- _Data under study_:
──────────────────────────────
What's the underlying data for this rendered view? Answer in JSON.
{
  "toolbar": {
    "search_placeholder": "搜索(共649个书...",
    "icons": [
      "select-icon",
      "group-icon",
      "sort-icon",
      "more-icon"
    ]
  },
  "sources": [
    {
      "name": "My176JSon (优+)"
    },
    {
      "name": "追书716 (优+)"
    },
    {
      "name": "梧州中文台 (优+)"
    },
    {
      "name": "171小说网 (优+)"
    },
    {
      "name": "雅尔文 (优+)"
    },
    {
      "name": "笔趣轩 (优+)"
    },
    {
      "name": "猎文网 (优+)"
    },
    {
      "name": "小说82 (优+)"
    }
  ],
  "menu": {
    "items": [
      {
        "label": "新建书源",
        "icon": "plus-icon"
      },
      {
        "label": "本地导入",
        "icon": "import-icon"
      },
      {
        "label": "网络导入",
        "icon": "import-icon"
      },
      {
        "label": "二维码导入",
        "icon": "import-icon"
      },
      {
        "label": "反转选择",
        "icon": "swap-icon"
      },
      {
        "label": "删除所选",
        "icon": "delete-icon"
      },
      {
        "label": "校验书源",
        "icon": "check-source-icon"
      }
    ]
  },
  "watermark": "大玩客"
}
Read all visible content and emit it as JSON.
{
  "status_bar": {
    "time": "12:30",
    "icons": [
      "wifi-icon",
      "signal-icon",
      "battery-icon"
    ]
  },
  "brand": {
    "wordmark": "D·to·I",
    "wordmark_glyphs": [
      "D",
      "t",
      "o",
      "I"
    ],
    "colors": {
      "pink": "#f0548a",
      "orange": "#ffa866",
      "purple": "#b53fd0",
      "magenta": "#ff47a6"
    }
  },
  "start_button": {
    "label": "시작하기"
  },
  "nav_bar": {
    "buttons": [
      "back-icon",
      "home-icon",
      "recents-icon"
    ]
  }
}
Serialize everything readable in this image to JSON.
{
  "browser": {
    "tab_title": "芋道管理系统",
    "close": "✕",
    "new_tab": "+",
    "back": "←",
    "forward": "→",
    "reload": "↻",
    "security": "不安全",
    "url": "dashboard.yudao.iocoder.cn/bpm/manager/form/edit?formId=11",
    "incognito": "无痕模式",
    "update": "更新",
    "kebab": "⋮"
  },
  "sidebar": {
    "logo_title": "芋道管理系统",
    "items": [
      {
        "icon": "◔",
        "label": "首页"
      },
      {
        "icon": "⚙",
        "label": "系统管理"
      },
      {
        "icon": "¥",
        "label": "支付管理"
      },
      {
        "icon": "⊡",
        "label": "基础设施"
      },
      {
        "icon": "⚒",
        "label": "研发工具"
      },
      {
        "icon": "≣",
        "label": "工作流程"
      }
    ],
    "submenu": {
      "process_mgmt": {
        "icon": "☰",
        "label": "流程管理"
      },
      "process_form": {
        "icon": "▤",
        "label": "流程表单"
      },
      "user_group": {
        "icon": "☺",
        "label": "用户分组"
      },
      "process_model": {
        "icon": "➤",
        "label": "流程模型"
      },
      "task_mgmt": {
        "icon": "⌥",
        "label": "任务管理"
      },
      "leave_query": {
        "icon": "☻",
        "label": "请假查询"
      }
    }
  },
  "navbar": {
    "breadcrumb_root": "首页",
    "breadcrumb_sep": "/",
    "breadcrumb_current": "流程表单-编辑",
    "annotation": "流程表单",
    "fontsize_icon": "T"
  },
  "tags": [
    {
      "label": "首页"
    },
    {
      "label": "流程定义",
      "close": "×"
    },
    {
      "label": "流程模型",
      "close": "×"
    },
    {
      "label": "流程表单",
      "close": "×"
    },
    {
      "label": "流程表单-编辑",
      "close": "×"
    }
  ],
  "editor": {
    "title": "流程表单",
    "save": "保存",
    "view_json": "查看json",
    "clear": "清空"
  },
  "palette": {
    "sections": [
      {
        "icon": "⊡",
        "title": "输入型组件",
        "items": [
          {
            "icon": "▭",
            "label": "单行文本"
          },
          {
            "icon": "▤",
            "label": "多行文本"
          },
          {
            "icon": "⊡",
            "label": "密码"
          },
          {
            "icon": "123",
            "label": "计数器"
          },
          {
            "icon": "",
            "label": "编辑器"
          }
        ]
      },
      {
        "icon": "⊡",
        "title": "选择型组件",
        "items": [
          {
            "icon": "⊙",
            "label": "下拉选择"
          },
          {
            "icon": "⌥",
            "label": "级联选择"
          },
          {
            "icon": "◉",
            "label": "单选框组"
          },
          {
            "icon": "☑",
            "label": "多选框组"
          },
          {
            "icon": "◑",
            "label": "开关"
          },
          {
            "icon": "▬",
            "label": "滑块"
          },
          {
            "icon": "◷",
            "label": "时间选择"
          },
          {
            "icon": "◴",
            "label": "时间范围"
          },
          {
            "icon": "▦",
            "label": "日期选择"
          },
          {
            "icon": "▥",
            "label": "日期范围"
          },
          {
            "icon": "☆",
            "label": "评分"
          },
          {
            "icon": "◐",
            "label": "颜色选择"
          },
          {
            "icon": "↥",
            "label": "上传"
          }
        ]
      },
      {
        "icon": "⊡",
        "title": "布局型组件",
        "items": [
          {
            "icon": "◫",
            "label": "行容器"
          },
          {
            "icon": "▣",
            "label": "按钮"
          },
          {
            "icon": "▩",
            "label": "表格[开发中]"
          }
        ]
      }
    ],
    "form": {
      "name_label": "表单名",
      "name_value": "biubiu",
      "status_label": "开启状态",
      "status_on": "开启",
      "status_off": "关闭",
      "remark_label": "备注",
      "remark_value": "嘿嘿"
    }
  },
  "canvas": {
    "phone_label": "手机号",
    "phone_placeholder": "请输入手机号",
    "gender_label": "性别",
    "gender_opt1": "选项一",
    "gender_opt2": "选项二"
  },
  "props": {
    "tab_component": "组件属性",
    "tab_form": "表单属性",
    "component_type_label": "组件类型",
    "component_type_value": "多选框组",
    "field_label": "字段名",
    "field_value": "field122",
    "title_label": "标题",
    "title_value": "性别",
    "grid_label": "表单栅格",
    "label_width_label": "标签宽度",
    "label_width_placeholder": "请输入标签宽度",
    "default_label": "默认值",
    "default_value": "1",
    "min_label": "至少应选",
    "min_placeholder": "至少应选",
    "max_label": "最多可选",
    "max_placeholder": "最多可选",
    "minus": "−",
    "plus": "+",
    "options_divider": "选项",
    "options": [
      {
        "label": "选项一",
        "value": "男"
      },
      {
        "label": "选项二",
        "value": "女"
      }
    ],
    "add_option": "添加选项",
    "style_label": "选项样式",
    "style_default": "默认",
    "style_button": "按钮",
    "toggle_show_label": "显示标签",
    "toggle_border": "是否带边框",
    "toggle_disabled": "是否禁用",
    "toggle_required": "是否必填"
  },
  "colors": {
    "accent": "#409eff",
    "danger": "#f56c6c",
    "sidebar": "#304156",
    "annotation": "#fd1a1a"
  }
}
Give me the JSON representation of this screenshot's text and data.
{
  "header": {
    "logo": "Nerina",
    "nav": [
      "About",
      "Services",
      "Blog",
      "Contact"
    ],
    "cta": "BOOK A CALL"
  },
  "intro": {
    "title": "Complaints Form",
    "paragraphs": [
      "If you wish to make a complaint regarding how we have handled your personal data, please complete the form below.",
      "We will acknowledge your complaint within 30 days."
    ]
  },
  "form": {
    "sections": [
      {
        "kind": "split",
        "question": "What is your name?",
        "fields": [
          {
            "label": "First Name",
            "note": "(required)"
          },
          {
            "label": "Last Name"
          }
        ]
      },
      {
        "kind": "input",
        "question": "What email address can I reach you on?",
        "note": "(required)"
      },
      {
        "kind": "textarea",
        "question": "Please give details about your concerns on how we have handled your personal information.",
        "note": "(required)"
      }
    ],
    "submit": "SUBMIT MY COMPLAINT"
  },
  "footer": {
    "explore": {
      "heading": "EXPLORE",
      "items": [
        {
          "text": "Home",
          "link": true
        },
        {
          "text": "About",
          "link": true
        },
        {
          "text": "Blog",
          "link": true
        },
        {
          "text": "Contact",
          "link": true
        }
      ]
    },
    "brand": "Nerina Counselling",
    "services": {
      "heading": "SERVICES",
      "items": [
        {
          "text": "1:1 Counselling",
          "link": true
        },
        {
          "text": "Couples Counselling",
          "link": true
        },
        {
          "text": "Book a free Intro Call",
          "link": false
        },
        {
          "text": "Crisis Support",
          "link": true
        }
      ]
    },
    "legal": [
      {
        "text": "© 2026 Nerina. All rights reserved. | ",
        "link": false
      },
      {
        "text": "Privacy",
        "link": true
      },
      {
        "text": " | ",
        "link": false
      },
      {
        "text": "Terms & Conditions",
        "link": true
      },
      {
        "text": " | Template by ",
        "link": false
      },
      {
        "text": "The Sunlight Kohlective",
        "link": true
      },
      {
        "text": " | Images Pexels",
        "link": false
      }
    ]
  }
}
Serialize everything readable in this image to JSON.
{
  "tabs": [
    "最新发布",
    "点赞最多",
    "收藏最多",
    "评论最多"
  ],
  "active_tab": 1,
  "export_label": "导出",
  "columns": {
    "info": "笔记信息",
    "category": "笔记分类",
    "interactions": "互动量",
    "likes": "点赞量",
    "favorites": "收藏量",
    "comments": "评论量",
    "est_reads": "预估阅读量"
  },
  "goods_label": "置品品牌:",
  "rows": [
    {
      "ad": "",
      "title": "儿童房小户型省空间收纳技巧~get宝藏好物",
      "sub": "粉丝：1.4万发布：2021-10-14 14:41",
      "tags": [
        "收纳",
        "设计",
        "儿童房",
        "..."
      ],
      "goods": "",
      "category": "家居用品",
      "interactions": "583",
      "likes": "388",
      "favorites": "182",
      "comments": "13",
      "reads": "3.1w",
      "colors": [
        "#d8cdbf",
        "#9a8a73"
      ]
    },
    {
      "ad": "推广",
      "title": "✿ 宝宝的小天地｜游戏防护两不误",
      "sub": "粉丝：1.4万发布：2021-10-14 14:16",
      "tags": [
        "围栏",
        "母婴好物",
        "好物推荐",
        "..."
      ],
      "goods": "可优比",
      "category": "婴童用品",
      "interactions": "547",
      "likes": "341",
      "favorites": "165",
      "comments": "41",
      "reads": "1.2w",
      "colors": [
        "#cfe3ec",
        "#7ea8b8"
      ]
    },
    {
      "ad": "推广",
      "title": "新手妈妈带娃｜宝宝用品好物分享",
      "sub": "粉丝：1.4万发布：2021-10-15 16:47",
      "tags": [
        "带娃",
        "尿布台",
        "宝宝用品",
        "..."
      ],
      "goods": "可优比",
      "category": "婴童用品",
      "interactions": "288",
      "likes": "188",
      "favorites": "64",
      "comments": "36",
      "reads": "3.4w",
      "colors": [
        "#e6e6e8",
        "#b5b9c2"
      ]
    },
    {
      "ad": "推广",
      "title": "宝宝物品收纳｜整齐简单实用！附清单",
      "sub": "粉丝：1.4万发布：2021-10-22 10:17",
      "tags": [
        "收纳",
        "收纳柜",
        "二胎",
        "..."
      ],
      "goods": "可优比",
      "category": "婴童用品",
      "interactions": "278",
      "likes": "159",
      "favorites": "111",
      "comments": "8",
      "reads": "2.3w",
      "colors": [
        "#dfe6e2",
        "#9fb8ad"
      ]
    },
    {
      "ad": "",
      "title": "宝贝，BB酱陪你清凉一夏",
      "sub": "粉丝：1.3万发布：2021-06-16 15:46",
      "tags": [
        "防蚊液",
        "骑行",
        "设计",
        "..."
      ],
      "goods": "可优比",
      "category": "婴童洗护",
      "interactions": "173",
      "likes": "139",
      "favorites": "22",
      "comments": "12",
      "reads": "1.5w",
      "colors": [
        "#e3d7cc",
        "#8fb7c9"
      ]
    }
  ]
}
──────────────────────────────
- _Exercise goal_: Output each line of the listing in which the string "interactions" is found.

- _Reply to the exercise_:
    "interactions": "互动量",
      "interactions": "583",
      "interactions": "547",
      "interactions": "288",
      "interactions": "278",
      "interactions": "173",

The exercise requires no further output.